- Discuss goals. Have a list of questions ready beforehand, but you should also open up discussion topics to the floor for new insights. To set a tone of honesty, open with a tough question about the product’s purpose.
- Conduct ideation exercises. They can range from ways to help people concentrate to artistic tasks to explore concepts.
- Assess risks. With the more meatier topics already out of the way, it’s time to move on to the project’s threats and how to minimise them. If anyone at the table has any fears or concerns, they should mention them for creative problem-solving. This is a perfect example of why collaboration is important — diverse mindsets and expertise directs attention to problems that may surface in more dangerous times later.
- Understand the timelines. Remember to thoroughly investigate logistics, and consider any potential limitations inherent in the tools or processes. This step fulfills the objective for creating a rough plan. Just remember the plan should be rough, as it will likely change as you test your designs and course-correct for the market.
One of the most important phases here is step 3, the discussion phase. This is where all the important stakeholders weigh in with their expertise (and of course, opinions).
As such an important phase, here are some common discussion points here, to help inspire you to think of your own:
- End Goals (KPIs): the project’s objectives
- Priorities: agree on a prioritised list of the end goals
- Review Target Users: explain the results of your research so far, including typical behaviors, workflows, pain points, and frustrations
- Information Architecture: for digital products, this refers to how the product will be organised (e.g. navigation)
- Content: a basic approach to content, including layout, themes, and tones
- Aesthetics: general creative approach, including atmosphere and any inspiration (refer back to any sketches or mood boards)
Feel free to amend or add activities or talking points to suit your needs. This is just one agenda that’s proven useful, but it’s by no means the only way to conduct a kickoff meeting.

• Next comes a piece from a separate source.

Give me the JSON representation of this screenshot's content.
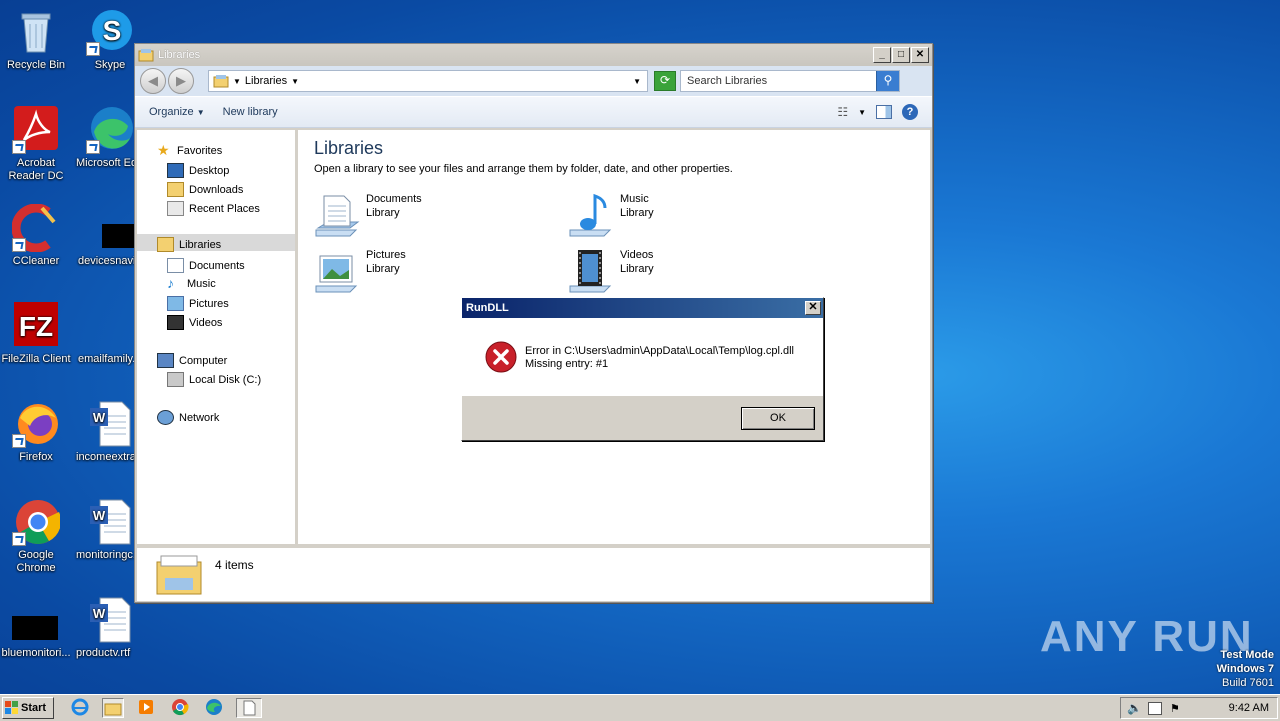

It’s always hard to get VIPs in the same place at the same time, so make the most out of this opportunity by coming in prepared. Know beforehand what you want to get out of the meeting, and invite everyone whose presence you think would benefit the project. Follow the agenda based on your needs, and make a good kickoff meeting.